> RECORDS FOR PROCESSING:
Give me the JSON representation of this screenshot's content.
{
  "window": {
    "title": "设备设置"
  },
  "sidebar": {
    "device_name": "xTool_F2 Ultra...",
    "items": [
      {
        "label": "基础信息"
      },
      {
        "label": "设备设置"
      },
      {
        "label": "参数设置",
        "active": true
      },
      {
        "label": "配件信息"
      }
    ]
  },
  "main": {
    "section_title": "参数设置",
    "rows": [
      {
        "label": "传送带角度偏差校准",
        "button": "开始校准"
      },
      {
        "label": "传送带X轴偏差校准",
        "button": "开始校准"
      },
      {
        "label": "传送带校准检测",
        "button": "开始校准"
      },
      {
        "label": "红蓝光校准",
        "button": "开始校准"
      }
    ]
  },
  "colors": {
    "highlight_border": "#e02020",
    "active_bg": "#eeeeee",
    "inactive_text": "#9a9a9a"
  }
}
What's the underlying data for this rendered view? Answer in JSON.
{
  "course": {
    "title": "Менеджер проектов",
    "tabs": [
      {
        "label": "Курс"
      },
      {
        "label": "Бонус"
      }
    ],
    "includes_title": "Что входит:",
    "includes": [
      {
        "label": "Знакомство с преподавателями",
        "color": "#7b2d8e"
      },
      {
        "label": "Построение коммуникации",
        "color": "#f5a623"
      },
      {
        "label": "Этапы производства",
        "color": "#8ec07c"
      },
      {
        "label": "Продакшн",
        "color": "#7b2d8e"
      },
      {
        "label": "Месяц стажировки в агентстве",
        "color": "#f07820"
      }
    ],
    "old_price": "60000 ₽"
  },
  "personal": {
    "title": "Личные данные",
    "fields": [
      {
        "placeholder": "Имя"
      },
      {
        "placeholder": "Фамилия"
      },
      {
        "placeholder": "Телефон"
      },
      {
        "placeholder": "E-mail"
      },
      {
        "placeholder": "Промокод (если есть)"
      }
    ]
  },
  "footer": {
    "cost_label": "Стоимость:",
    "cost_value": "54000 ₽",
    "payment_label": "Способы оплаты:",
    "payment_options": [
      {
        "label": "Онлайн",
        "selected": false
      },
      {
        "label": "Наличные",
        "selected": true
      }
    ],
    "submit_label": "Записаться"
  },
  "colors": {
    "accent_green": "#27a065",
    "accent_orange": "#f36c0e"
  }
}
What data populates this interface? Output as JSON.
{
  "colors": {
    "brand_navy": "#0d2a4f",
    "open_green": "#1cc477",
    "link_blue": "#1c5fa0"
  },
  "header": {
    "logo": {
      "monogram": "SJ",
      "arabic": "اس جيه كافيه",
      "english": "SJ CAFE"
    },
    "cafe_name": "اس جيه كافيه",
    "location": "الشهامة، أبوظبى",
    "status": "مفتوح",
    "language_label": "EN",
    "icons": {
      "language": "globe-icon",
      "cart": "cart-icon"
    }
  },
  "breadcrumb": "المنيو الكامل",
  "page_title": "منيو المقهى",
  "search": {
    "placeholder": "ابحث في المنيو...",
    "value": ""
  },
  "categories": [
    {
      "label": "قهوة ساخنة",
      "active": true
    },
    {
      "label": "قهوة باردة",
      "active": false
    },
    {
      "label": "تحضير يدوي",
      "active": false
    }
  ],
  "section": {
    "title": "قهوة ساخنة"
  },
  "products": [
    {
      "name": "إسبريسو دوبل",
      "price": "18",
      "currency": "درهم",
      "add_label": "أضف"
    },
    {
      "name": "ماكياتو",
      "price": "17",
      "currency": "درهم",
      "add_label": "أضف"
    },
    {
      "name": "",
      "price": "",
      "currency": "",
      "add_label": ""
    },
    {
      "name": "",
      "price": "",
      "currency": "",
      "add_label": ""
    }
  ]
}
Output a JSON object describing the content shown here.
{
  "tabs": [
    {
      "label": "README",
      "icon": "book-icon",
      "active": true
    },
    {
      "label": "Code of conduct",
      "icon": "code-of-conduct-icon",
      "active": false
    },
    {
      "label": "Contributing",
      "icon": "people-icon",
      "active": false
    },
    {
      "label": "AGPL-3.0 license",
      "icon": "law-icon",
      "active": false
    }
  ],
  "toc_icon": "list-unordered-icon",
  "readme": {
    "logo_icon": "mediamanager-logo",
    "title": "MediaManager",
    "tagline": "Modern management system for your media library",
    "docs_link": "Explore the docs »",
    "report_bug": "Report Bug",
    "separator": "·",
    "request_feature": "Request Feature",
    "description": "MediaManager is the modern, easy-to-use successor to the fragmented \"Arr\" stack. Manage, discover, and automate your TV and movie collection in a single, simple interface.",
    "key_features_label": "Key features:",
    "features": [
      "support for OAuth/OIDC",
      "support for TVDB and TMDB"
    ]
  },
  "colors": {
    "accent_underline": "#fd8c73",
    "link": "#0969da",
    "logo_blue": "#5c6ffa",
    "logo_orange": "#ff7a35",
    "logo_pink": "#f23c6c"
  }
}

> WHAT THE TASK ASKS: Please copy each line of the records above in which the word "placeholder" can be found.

> ANSWER SECTION:
        "placeholder": "Имя"
        "placeholder": "Фамилия"
        "placeholder": "Телефон"
        "placeholder": "E-mail"
        "placeholder": "Промокод (если есть)"
    "placeholder": "ابحث في المنيو...",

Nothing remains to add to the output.